Copyright © 2014 Botti Chiara et al. This is an open access article distributed under the Creative Commons Attribution License, which permits unrestricted use, distribution, and reproduction in any medium, provided the original work is properly cited.

Abstract
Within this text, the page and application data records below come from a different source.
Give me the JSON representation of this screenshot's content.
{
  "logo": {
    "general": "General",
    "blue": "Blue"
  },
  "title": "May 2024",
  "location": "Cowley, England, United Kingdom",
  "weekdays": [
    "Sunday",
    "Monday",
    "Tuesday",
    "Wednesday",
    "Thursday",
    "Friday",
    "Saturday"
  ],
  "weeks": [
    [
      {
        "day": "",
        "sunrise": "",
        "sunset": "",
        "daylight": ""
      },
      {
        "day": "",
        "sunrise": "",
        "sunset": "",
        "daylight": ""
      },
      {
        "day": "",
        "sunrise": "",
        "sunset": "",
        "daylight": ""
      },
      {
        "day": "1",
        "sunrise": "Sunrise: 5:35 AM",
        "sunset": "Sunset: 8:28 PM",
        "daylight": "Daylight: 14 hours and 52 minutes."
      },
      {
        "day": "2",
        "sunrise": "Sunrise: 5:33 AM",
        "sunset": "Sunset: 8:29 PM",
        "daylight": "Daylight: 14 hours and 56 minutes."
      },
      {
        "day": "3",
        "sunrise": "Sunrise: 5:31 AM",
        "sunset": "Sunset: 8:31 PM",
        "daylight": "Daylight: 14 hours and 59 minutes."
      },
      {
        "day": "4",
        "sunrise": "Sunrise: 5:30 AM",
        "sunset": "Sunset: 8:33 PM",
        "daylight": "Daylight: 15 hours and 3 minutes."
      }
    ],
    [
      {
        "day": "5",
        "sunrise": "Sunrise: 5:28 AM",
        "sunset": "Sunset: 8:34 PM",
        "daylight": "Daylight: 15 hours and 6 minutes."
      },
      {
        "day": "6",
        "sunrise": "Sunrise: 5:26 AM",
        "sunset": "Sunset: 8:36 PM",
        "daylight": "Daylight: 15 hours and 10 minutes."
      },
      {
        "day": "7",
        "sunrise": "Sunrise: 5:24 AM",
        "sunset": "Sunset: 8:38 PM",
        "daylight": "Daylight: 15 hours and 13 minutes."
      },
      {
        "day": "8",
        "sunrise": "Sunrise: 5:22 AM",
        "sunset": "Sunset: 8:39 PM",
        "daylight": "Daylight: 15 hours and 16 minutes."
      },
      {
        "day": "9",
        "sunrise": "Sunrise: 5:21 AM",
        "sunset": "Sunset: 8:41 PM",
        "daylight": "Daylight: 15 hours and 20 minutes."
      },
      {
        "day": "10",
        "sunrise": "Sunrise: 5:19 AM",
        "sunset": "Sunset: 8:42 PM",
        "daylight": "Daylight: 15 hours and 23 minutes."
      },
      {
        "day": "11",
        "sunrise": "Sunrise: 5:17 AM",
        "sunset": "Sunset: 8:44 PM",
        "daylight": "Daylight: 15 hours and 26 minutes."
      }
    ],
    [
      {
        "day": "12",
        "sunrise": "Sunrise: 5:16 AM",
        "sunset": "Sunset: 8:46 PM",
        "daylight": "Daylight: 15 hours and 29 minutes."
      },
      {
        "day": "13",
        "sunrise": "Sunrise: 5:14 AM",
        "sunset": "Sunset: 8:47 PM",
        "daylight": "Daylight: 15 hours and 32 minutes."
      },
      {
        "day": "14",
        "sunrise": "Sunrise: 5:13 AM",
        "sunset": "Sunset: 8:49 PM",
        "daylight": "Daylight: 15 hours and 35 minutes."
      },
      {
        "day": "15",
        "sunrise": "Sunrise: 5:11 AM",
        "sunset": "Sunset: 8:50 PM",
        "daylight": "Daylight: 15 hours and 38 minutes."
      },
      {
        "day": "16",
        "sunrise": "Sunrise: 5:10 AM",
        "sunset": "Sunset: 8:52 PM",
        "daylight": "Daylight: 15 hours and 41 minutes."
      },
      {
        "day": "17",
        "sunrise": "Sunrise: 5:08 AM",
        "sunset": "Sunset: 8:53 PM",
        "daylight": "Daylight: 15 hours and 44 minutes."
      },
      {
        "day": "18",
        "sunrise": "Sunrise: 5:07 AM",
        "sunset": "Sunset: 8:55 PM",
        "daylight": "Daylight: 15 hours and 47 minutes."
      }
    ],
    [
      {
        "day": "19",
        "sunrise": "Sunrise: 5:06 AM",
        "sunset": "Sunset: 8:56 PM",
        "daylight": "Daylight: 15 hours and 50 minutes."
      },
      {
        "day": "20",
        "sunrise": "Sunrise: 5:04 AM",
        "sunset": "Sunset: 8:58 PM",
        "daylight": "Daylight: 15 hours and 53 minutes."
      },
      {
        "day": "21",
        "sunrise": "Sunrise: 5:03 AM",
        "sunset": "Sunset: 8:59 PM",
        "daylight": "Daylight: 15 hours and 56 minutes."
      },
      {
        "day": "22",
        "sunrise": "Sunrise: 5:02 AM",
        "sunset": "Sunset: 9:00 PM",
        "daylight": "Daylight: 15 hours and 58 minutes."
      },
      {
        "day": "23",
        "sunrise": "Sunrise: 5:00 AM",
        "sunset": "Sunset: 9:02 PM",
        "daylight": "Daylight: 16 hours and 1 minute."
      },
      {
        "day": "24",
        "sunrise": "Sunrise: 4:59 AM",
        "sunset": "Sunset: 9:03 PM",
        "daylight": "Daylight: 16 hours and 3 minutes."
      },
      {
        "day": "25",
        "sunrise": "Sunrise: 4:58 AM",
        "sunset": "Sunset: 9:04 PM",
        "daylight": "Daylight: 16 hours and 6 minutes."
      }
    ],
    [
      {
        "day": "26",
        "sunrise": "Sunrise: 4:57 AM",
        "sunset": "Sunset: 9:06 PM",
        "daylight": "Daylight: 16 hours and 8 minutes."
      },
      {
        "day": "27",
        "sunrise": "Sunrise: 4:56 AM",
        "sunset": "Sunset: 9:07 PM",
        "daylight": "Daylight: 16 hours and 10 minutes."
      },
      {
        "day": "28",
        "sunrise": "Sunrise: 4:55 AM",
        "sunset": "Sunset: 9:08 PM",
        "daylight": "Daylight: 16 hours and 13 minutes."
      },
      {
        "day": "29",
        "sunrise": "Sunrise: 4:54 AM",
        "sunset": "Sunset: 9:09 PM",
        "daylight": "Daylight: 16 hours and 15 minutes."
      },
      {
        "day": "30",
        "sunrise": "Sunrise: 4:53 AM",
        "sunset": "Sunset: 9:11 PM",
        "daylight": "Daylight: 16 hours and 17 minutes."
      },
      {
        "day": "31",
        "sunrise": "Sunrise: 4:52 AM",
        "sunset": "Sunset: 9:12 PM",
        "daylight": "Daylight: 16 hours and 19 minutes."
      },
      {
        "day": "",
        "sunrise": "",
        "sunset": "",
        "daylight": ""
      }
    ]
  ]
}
Human mesenchymal stem cells (hMSCs) are attractive for clinical and experimental purposes due to their capability of self-renewal and of differentiating into several cell types. Autologous hMSCs transplantation has been proven to induce therapeutic angiogenesis in ischemic disorders. However, the molecular mechanisms underlying these effects remain unclear. A recent report has connected MSCs multipotency to sirtuin families, showing that SIRT1 can regulate MSCs function. Furthermore, SIRT1 is a critical modulator of endothelial angiogenic functions. Here, we described the generation of an immortalized human mesenchymal bone marrow-derived cell line and we investigated the angiogenic phenotype of our cellular model by inhibiting SIRT1 by both the genetic and pharmacological level. We first assessed the expression of SIRT1 in hMSCs under basal and hypoxic conditions at both RNA and protein level. Inhibition of SIRT1 by sirtinol, a cell-permeable inhibitor, or by specific sh-RNA resulted in an increase of premature-senescence phenotype, a reduction of proliferation rate with increased apoptosis. Furthermore, we observed a consistent reduction of tubule-like formation and migration and we found that SIRT1 inhibition reduced the hypoxia induced accumulation of HIF-1α protein and its transcriptional activity in hMSCs. Our findings identify SIRT1 as regulator of hypoxia-induced response in hMSCs and may contribute to the development of new therapeutic strategies to improve regenerative properties of mesenchymal stem cells in ischemic disorders through SIRT1 modulation.